“Get good advice. Ask for recommendations. Look for positive online reviews. Choose suppliers who’ve got significant experience with law firms.”
David Gilmore, DG Legal
Once you have all your approvals, insurance and administration sorted, the last but key step is to promote your business.
Competition in the legal sphere is fierce. Marketing will empower you to compete on equal terms with your counterparts — however big or small their practice. On the basic level, you need to create a functional and easy-to-navigate website to get your name out there, and also lean on your existing network to grow your clientele.
Determine the marketing and advertising expenses that you’ll use such as business cards, website, brochures and announcements, and case acquisition costs.
However, remember that people are different and relying on just one type of marketing won’t yield results. Cater to a mix of preferences by promoting your services across different channels – online (website, social media, web advertising and email campaigns) and offline (exhibitions, networking events, postal mailshots, flyers and print advertising).
Social media marketing is worth a special mention. This is the use of social media platforms to connect with your clients, extend your audience, build brand awareness, increase sales and drive website traffic.

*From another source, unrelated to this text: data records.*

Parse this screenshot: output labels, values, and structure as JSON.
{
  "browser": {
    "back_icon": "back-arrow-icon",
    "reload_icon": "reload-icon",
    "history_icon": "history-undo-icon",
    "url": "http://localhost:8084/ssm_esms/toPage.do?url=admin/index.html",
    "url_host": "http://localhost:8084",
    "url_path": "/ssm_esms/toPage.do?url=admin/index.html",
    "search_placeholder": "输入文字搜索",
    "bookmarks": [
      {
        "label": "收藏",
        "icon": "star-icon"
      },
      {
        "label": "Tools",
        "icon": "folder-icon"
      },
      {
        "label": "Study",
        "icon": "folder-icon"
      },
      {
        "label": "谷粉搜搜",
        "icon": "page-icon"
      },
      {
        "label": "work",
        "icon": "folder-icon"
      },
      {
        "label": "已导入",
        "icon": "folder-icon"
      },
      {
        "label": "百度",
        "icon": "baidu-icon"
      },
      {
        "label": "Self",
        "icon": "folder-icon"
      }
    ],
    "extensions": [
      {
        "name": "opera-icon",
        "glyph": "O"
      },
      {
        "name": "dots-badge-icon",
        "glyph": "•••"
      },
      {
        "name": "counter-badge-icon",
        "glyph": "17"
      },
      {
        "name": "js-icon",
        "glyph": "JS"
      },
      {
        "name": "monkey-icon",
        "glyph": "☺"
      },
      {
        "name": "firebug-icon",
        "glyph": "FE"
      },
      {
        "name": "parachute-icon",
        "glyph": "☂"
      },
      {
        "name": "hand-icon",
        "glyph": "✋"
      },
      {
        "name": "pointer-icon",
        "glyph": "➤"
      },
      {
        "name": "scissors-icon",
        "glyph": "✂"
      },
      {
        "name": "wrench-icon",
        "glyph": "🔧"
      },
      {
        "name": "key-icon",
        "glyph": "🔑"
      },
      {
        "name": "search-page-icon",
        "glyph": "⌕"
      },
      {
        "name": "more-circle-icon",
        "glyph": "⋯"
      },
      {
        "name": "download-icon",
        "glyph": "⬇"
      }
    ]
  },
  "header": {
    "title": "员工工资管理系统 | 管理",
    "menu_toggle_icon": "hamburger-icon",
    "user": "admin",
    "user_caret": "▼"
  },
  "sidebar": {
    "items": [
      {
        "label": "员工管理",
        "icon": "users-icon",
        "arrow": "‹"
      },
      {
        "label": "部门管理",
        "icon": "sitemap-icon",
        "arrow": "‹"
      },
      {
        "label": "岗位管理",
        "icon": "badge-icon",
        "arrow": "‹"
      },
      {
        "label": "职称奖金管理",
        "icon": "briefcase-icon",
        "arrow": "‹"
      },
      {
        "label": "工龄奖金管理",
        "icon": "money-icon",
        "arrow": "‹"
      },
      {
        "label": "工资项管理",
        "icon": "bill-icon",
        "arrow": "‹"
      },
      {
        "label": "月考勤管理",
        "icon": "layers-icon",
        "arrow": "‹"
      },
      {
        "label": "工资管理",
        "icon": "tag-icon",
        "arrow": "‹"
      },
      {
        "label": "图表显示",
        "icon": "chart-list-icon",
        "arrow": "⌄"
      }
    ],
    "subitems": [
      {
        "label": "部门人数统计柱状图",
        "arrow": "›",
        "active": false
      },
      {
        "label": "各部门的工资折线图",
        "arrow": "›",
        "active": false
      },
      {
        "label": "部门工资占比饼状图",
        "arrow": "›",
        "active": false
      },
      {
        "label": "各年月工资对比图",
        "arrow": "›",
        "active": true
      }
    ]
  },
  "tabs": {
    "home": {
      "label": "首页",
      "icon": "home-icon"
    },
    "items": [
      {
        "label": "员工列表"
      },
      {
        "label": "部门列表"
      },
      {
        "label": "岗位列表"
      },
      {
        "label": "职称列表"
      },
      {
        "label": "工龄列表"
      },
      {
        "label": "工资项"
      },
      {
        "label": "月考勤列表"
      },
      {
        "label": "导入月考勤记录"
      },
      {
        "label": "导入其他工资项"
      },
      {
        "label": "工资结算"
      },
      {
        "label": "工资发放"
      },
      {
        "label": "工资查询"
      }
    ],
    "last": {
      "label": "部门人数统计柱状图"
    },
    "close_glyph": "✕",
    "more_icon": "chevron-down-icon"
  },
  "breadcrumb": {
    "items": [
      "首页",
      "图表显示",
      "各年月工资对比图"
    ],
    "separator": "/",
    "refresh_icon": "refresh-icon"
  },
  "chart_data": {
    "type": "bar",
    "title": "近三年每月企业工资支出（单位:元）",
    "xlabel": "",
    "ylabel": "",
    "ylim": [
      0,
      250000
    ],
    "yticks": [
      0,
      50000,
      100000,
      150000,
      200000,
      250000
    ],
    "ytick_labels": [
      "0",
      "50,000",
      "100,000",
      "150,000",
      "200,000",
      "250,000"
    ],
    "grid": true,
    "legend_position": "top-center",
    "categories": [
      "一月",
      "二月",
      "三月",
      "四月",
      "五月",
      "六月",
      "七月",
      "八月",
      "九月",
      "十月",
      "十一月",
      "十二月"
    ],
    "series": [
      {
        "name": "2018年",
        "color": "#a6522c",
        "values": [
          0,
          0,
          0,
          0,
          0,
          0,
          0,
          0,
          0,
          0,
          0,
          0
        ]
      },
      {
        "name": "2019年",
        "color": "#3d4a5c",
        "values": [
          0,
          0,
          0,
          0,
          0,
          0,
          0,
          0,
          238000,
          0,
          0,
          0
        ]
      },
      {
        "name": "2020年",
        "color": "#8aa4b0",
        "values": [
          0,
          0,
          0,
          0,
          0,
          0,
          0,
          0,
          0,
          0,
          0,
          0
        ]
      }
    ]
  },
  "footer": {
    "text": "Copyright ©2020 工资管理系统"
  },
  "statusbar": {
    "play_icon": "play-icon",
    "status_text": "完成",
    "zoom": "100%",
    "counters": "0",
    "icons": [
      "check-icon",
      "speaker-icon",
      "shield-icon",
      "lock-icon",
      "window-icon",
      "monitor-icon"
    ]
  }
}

To do social media marketing well, you should publish great content that’s beneficial to your followers, listen to and engage with these self-same followers and run social media advertisements when the occasion demands.
It’s impossible to do every type of marketing all at once due to time and budget constraints in the early days. Adopt a trial-and-error approach. Figure out what works and do more of it. Similarly, figure out what doesn’t work and do less of it. Take calculated risks and leaps of faith now and then. You never know where extending your comfort zone will take you.
Leverage the Law Society brand in your marketing too. Placing the member logo on your marketing materials shows you’re part of a regulated profession. (Just remember that you can only use the Law Society’s digital badge – not The Law Society’s logo on any paper or electronic media.) You can, of course, use accreditation logos where you are members of a specialist accreditation scheme. There’s also the ‘Find A Solicitor’ function on the Law Society’s website. By making sure your firm’s profile is updated and your categories of work are accurate, potential clients can find their way to you via this well-used platform.
To conclude with marketing tips from James Brown: “The majority of our work, 83%, comes via referrals from former and existing clients. We focus our marketing efforts on keeping these people ‘warm’. Do not underestimate the power of LinkedIn. It’s free. Use it. Do things like entering awards. This is also free and puts your name in front of future potential referrers. The law is still a word-of-mouth industry. Get a website and invest in search engine optimisation so even more people can find you.”
Perhaps the most important thing we can remind you, is that you should expect to fail. “Failure is a prerequisite for great success. If you want to succeed faster, double your rate of failure,” wrote Brian Tracey in the Great Little Book on Universal Laws of Success.
Expect to make mistakes. Learn from them and adapt accordingly. Remember, it’s part of the journey! It goes without saying that there’s so much to think about and so much to do when starting out in business. We hope this guide has helped you confidently set up your new law firm!